**REQUIREMENT**
Could you show each line of the records that contains the word "along"?

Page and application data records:
----

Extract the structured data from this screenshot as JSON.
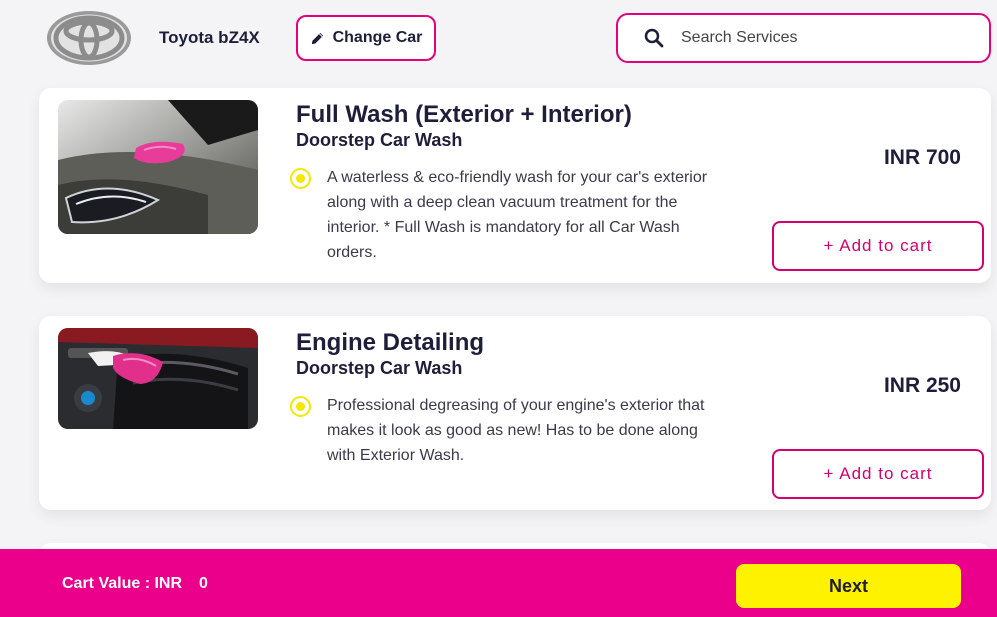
{
  "header": {
    "car_name": "Toyota bZ4X",
    "change_car_label": "Change Car",
    "search_placeholder": "Search Services",
    "logo_icon": "toyota-logo-icon"
  },
  "services": [
    {
      "title": "Full Wash (Exterior + Interior)",
      "subtitle": "Doorstep Car Wash",
      "description": "A waterless & eco-friendly wash for your car's exterior along with a deep clean vacuum treatment for the interior. * Full Wash is mandatory for all Car Wash orders.",
      "price": "INR 700",
      "add_label": "+ Add to cart",
      "image": "car-headlight-wipe-image"
    },
    {
      "title": "Engine Detailing",
      "subtitle": "Doorstep Car Wash",
      "description": "Professional degreasing of your engine's exterior that makes it look as good as new! Has to be done along with Exterior Wash.",
      "price": "INR 250",
      "add_label": "+ Add to cart",
      "image": "engine-cleaning-image"
    }
  ],
  "footer": {
    "cart_label": "Cart Value : INR",
    "cart_value": "0",
    "next_label": "Next"
  },
  "colors": {
    "accent": "#e5007e",
    "footer_bg": "#ea008a",
    "next_bg": "#fff200",
    "bullet": "#f5e800"
  }
}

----

**WRITTEN ANSWER**
      "description": "A waterless & eco-friendly wash for your car's exterior along with a deep clean vacuum treatment for the interior. * Full Wash is mandatory for all Car Wash orders.",
      "description": "Professional degreasing of your engine's exterior that makes it look as good as new! Has to be done along with Exterior Wash.",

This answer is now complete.